**Task requirements:** As the answer, give a copy of each line below that includes the word "activity".

Listed entries Block Start

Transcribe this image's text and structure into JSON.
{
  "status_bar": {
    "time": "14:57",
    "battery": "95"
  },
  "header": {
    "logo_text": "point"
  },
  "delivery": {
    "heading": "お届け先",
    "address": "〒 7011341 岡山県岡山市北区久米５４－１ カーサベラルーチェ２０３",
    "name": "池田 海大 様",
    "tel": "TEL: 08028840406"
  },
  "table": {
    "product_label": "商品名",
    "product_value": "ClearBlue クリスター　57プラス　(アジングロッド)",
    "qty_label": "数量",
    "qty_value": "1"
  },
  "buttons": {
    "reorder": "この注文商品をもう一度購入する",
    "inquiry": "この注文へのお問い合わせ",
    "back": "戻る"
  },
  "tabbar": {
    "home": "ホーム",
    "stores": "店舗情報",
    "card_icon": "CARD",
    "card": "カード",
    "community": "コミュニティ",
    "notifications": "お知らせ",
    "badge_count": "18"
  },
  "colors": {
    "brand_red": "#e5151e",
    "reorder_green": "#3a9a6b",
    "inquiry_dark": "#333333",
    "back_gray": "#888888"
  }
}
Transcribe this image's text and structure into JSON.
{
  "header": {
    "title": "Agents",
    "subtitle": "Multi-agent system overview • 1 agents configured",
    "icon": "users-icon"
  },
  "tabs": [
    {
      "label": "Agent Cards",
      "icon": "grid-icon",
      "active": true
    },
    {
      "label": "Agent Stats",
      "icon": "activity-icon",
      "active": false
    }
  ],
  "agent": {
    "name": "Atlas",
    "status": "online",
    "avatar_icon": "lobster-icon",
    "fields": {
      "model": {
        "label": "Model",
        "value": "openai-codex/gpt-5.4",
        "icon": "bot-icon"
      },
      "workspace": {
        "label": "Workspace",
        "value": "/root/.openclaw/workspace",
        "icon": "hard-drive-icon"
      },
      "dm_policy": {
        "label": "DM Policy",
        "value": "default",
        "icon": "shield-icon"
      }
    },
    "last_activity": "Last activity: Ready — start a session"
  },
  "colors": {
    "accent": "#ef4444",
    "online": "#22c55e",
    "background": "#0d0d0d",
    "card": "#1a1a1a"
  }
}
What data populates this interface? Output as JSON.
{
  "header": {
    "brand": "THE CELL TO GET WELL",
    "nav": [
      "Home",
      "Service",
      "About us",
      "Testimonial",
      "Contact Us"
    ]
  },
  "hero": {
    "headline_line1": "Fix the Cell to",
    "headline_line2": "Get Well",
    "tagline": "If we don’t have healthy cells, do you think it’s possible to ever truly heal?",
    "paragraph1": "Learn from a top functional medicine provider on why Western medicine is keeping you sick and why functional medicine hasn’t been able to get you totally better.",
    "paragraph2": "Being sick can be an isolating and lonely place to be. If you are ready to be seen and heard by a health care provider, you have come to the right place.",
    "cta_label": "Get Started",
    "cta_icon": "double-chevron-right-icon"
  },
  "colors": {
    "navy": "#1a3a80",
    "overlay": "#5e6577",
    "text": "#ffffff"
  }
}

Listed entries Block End

**Solution for this task:**
      "icon": "activity-icon",
    "last_activity": "Last activity: Ready — start a session"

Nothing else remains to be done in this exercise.